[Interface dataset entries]
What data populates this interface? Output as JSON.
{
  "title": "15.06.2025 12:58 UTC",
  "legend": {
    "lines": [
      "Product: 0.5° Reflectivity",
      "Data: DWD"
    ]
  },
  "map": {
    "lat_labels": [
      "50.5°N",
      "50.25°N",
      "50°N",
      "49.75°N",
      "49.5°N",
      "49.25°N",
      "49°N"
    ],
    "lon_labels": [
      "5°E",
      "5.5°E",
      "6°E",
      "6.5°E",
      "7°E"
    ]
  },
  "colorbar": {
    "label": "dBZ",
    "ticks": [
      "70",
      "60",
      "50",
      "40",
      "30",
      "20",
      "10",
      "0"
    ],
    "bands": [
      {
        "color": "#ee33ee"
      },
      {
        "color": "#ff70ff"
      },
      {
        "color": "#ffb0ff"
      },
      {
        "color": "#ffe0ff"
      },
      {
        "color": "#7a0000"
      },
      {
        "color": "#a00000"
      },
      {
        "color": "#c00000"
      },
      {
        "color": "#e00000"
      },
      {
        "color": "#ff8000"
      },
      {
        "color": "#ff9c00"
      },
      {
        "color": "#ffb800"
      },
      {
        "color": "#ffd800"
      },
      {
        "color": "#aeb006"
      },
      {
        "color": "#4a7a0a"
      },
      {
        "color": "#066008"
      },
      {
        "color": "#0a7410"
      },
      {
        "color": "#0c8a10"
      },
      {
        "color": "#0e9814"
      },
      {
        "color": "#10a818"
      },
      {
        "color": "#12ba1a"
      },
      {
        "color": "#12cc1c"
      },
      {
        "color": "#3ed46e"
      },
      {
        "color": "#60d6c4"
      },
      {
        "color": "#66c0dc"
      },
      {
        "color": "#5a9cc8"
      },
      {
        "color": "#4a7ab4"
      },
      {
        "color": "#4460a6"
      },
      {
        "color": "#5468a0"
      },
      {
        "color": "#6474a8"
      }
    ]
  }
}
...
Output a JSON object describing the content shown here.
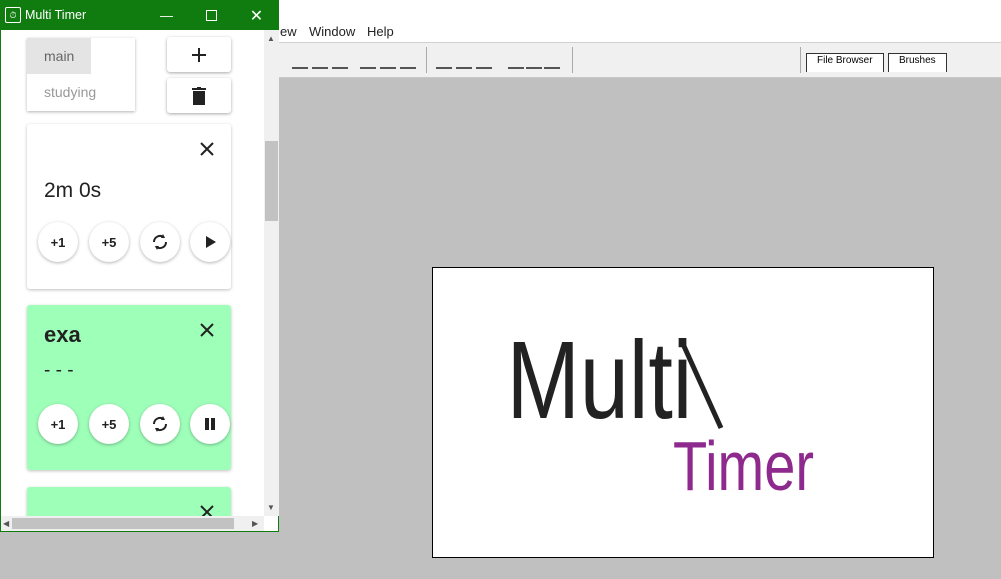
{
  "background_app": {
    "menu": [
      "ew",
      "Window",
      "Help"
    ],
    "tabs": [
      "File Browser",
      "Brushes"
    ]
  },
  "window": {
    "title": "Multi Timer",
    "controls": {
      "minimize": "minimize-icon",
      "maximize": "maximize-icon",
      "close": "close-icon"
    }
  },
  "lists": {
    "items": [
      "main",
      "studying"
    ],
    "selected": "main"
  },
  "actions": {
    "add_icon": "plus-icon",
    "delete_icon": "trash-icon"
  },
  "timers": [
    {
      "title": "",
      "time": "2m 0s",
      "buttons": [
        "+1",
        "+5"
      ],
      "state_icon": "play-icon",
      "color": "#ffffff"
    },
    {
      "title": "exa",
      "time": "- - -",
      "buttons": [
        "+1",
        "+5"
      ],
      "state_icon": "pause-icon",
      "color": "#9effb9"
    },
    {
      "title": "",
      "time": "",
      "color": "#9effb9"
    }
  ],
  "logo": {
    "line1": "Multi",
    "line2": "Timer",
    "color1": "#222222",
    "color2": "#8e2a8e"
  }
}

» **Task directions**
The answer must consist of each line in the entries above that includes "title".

» **Task solution**
  "title": "15.06.2025 12:58 UTC",
    "title": "Multi Timer",
      "title": "",
      "title": "exa",
      "title": "",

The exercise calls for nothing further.